All the lines below need retyping exactly, apart from the images.

===== Data to examine =====

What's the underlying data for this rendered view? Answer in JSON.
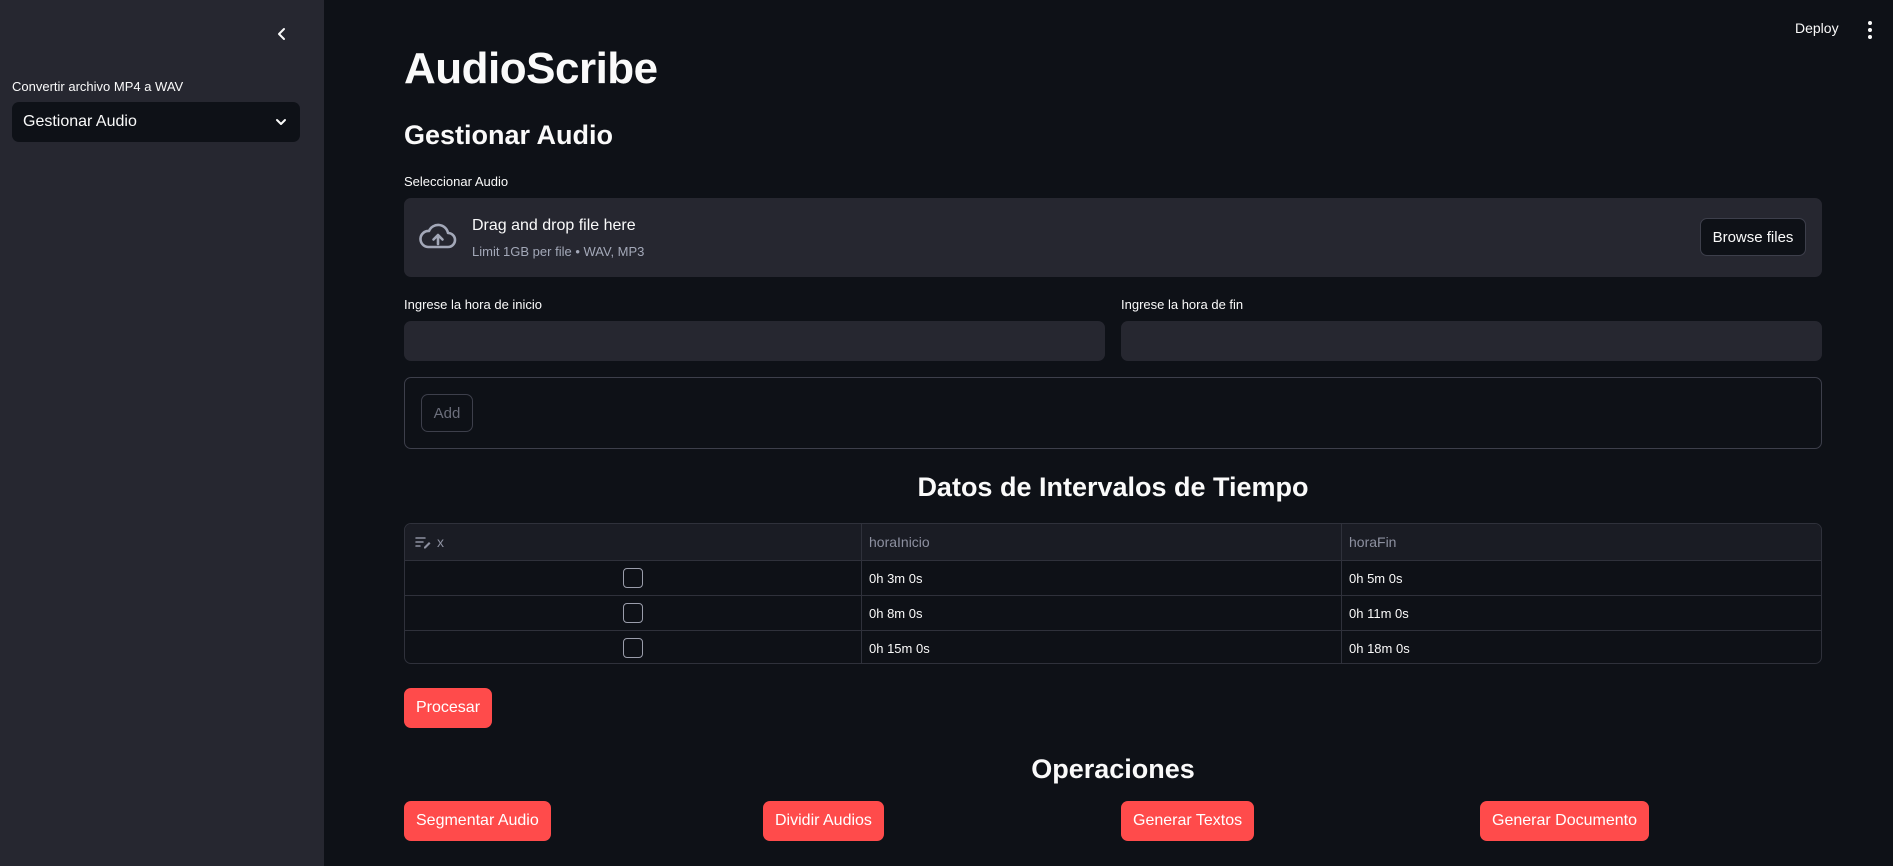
{
  "sidebar": {
    "label": "Convertir archivo MP4 a WAV",
    "select_value": "Gestionar Audio"
  },
  "topbar": {
    "deploy_label": "Deploy"
  },
  "main": {
    "title": "AudioScribe",
    "subtitle": "Gestionar Audio",
    "uploader": {
      "label": "Seleccionar Audio",
      "drop_text": "Drag and drop file here",
      "limit_text": "Limit 1GB per file • WAV, MP3",
      "browse_label": "Browse files"
    },
    "start_label": "Ingrese la hora de inicio",
    "end_label": "Ingrese la hora de fin",
    "start_value": "",
    "end_value": "",
    "add_label": "Add",
    "table_title": "Datos de Intervalos de Tiempo",
    "table": {
      "columns": [
        "x",
        "horaInicio",
        "horaFin"
      ],
      "rows": [
        {
          "inicio": "0h 3m 0s",
          "fin": "0h 5m 0s"
        },
        {
          "inicio": "0h 8m 0s",
          "fin": "0h 11m 0s"
        },
        {
          "inicio": "0h 15m 0s",
          "fin": "0h 18m 0s"
        }
      ]
    },
    "process_label": "Procesar",
    "operations_title": "Operaciones",
    "operations": [
      "Segmentar Audio",
      "Dividir Audios",
      "Generar Textos",
      "Generar Documento"
    ]
  },
  "colors": {
    "background": "#0e1117",
    "sidebar": "#262730",
    "primary": "#ff4b4b"
  }
}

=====

= Solution to this task =
What's the underlying data for this rendered view? Answer in JSON.
{
  "sidebar": {
    "label": "Convertir archivo MP4 a WAV",
    "select_value": "Gestionar Audio"
  },
  "topbar": {
    "deploy_label": "Deploy"
  },
  "main": {
    "title": "AudioScribe",
    "subtitle": "Gestionar Audio",
    "uploader": {
      "label": "Seleccionar Audio",
      "drop_text": "Drag and drop file here",
      "limit_text": "Limit 1GB per file • WAV, MP3",
      "browse_label": "Browse files"
    },
    "start_label": "Ingrese la hora de inicio",
    "end_label": "Ingrese la hora de fin",
    "start_value": "",
    "end_value": "",
    "add_label": "Add",
    "table_title": "Datos de Intervalos de Tiempo",
    "table": {
      "columns": [
        "x",
        "horaInicio",
        "horaFin"
      ],
      "rows": [
        {
          "inicio": "0h 3m 0s",
          "fin": "0h 5m 0s"
        },
        {
          "inicio": "0h 8m 0s",
          "fin": "0h 11m 0s"
        },
        {
          "inicio": "0h 15m 0s",
          "fin": "0h 18m 0s"
        }
      ]
    },
    "process_label": "Procesar",
    "operations_title": "Operaciones",
    "operations": [
      "Segmentar Audio",
      "Dividir Audios",
      "Generar Textos",
      "Generar Documento"
    ]
  },
  "colors": {
    "background": "#0e1117",
    "sidebar": "#262730",
    "primary": "#ff4b4b"
  }
}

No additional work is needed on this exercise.